This is in no way official – it just came out one day in conversation and it seems to answer the question: Safety hazards are those things that can hurt you. Health hazards are those things that can make you sick. Some items, situations, environments, etc. can fall into both categories. Both health hazards and safety hazards have the potential to cause death.
OSHA publications mention that safety hazards apply mostly to the physical conditions of the workplace or the way equipment and machinery are used. Examples mentioned include electrical safety, power and hand tools, working and walking surfaces, trip and fall hazards, ladders, scaffolds, and other personal climbing and elevated support devices, lock out and tag out procedures, compressed gases, flammable or combustible materials, other hazardous chemicals and so on.

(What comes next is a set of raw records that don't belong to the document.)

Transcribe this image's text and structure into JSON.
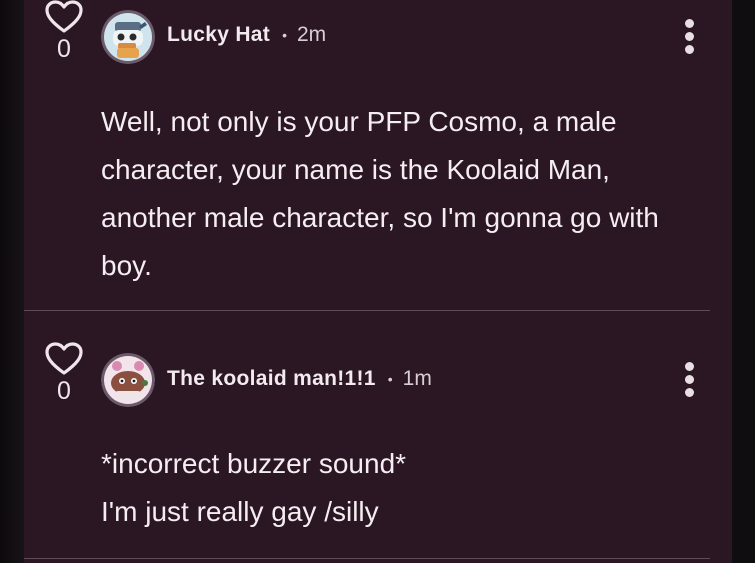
{
  "comments": [
    {
      "likes": "0",
      "username": "Lucky Hat",
      "separator": "•",
      "time": "2m",
      "text_lines": [
        "Well, not only is your PFP Cosmo, a male",
        "character, your name is the Koolaid Man,",
        "another male character, so I'm gonna go with",
        "boy."
      ],
      "avatar_icon": "cartoon-character-avatar",
      "heart_icon": "heart-outline-icon",
      "menu_icon": "more-vertical-icon"
    },
    {
      "likes": "0",
      "username": "The koolaid man!1!1",
      "separator": "•",
      "time": "1m",
      "text_lines": [
        "*incorrect buzzer sound*",
        "I'm just really gay /silly"
      ],
      "avatar_icon": "cartoon-creature-avatar",
      "heart_icon": "heart-outline-icon",
      "menu_icon": "more-vertical-icon"
    }
  ],
  "colors": {
    "panel_background": "#2b1623",
    "text": "#f4edf1",
    "divider": "#5f4a55"
  }
}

The list of health hazards goes on and on and just about every environment and occupation has its own list. The most commonly listed are: carbon monoxide, cockroaches, dust mites, lead, mold, pesticides, radon, rodents, asbestos and arsenic-treated wood.
HUD Regulations Attachment 5 mentions that the EPA website (http://www.epa.gov/epawaste/hazard/index.htm) lists additional health hazards. Specific health hazards mentioned in Attachment 5 are: decaying food or other organic matter, dead animals and animal feces, pest infestations, broken glass or other sharp objects, large containers of liquids, large quantities of paint or paint products paints or solvents in any amount stored in or near papers, fabrics or other flammable materials, highly flammable chemicals (e.g., solvents, paint thinners, gasoline, motor oil and motor additives, etc.).

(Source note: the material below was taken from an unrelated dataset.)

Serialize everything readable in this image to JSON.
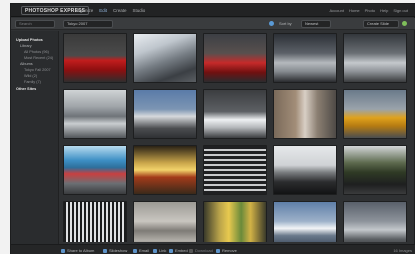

Contractors must know local laws and ordinances which may have their own list of safety hazards and health hazards and the required methods of disposal. Particular attention must be given to all objects, appliances in particular (ovens, refrigerators, food freezers, etc.) that have doors; many municipalities impose criminal charges for improper storage and/or disposal.